## What you have to do
Where does the word "Бердянск" show up in the records? Copy every line that holds it.

[Records from a dataset]
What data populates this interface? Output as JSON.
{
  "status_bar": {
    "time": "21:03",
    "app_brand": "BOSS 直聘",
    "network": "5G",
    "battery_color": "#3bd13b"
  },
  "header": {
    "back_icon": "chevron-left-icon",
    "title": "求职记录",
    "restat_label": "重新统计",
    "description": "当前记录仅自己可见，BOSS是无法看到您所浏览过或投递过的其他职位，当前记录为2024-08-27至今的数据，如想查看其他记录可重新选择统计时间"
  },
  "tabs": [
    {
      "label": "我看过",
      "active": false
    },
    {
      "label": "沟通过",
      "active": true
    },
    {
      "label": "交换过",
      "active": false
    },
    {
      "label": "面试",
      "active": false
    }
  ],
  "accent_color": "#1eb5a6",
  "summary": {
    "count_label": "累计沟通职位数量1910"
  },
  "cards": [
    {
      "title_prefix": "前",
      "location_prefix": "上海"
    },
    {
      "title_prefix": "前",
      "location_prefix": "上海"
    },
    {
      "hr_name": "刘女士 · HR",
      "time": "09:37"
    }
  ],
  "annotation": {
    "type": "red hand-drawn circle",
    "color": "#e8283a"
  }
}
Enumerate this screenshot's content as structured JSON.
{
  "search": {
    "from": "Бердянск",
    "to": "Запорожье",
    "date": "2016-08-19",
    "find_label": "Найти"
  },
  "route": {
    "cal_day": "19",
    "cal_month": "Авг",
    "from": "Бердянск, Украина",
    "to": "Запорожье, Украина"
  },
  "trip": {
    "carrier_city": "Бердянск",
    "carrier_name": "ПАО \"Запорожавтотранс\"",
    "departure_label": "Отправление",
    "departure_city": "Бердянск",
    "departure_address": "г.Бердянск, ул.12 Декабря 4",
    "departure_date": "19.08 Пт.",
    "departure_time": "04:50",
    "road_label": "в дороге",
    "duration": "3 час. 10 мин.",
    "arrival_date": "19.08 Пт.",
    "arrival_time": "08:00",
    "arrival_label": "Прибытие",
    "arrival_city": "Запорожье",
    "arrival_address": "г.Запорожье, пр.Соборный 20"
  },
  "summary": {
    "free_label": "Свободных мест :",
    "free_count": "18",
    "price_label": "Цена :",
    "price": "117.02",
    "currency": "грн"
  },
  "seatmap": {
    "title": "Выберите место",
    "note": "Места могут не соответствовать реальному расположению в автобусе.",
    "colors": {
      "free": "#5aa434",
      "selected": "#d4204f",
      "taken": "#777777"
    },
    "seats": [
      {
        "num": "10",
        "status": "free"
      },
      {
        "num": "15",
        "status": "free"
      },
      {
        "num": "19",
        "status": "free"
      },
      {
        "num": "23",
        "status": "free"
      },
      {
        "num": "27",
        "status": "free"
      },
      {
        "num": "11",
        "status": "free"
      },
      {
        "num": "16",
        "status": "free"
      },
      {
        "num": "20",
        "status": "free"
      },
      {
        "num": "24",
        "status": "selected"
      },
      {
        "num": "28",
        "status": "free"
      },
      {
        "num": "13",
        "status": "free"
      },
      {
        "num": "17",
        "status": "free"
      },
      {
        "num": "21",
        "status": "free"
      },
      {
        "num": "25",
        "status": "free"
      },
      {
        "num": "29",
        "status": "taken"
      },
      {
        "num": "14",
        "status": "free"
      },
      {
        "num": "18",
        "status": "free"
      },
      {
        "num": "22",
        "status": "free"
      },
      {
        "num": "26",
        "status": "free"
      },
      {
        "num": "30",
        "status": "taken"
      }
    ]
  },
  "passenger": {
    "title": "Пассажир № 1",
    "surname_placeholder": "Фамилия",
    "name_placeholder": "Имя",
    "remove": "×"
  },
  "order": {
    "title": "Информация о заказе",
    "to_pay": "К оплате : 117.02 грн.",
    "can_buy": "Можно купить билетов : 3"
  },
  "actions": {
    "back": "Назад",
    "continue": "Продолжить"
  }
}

## Response below
    "from": "Бердянск",
    "from": "Бердянск, Украина",
    "carrier_city": "Бердянск",
    "departure_city": "Бердянск",
    "departure_address": "г.Бердянск, ул.12 Декабря 4",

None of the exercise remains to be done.